To date, 95% of Okavango Wilderness’ staff have had at least one vaccination, while the broader campaign resulted in 4,000 people receiving vaccinations in the Ngamiland and Chobe area.
The group was therefore able to withstand the worst of the third wave, which hit Botswana from mid-June to mid-August, causing a peak of nearly 51,000 cases in July and a record 573 deaths in the same month.
“We were able to carry on operating through the third wave although at a lower level than normal and it’s important to note that the extent of vaccination at that point was nowhere near as far progressed as we are now,” de la Harpe says.
And therein lies the difference between the COVID-19 impact of 2020 and the threat posed by Omicron, the highly mutated variant that has caused global panic and chaos since Botswana identified and reported it a week and a half ago.
“We are that much further down the line and if a fourth wave comes, between high vaccination and the protocols we have in place, we should be able to weather the storm.
“It’s important for the world to calm down and breathe and not adopt knee-jerk reactions that are not informed by science,” de la Harpe says.
While higher vaccinations and established protocols insulate the industry to an extent, the similarity between the initial wave of COVID-19 and the Omicron panic is that many countries have instituted travel bans as a response. Okavango Wilderness and other high-end tourism players are largely dependent on countries such as the United States, the United Kingdom and those in the European Union for their clientele.
Although the leaders of many of these countries have said their travel bans to Southern Africa will be reviewed within weeks depending on the studies being done into the transmissibility and lethality of Omicron, the uncertainty already caused does not lend itself well to the country’s recovering tourism sector.
“The announcement (of Omicron’s discovery) created a lot of anxiety and the moment it hit, phones started ringing with people asking what we are doing about it,” Okavango Wilderness chairperson, Kabelo Binns, reveals. “Our position is that we have great faith in the protocols in place and in fact, the whole region has done very well with limited vaccine supply, to make sure the industry is a lot better than it could have been.
“That’s the best that we can share with the agents.” For the group, Omicron came at a time when Okavango Wilderness was eyeing the key April to September 2022 period for its recovery.

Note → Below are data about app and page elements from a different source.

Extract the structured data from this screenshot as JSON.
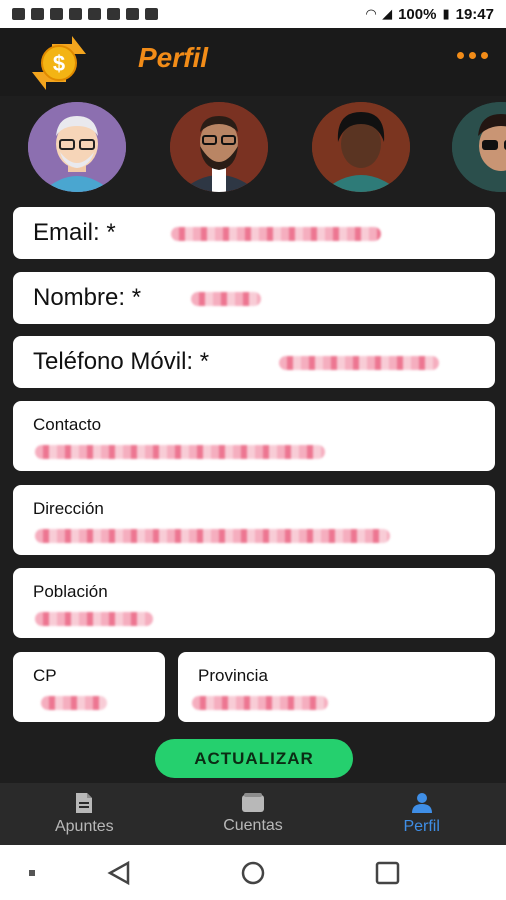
{
  "status_bar": {
    "battery": "100%",
    "time": "19:47"
  },
  "app_bar": {
    "title": "Perfil",
    "accent_color": "#f28c18",
    "logo_icon": "dollar-coin-arrows-icon",
    "menu_icon": "more-horizontal-icon"
  },
  "avatars": [
    {
      "name": "avatar-old-man"
    },
    {
      "name": "avatar-bearded-man"
    },
    {
      "name": "avatar-dark-hair-person"
    },
    {
      "name": "avatar-glasses-person"
    }
  ],
  "form": {
    "email_label": "Email: *",
    "nombre_label": "Nombre: *",
    "telefono_label": "Teléfono Móvil: *",
    "contacto_label": "Contacto",
    "direccion_label": "Dirección",
    "poblacion_label": "Población",
    "cp_label": "CP",
    "provincia_label": "Provincia"
  },
  "update_button": "ACTUALIZAR",
  "bottom_nav": {
    "items": [
      {
        "label": "Apuntes",
        "icon": "document-icon",
        "active": false
      },
      {
        "label": "Cuentas",
        "icon": "folder-icon",
        "active": false
      },
      {
        "label": "Perfil",
        "icon": "person-icon",
        "active": true
      }
    ],
    "active_color": "#3f8ee6"
  }
}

For the northwest tourism heartland, the period between those two months marks the peak tourism period when drier weather conditions boost wildlife viewing as the animals congregate at the fewer water sources available. The terrain is also more navigable and the foliage in the bush is thinner when compared to the wet summer months.
“We were really thinking that from April this coming year, we would be out of the woods,” Binns says. “Once we are in trouble, the knock-on effect for the entire district is very huge and we have seen it in indicators of poverty such as crime and others.”
More positively, however, the variant has arrived at a traditional low business point for the tourism industry and Binns says thus far, there have been no short-term cancellations for the festive period. All eyes, however, are on the key April bookings. “The world has taken a wait and see approach.
“We have heard and we pray that it indeed is true that the variant causes mild symptoms because then it would not have a huge impact on our bookings, but if not, we will need to be as agile and fluid as the world is saying we should be.
“We hope government will continue to work with the industry to assist.” In the next few weeks, local scientists and their counterparts in the region and beyond will have a better understanding of Omicron, guiding decisions on the closure of borders and global travel. The local tourism sector is keenly following all the developments as if lives are on the line. Which is because they are.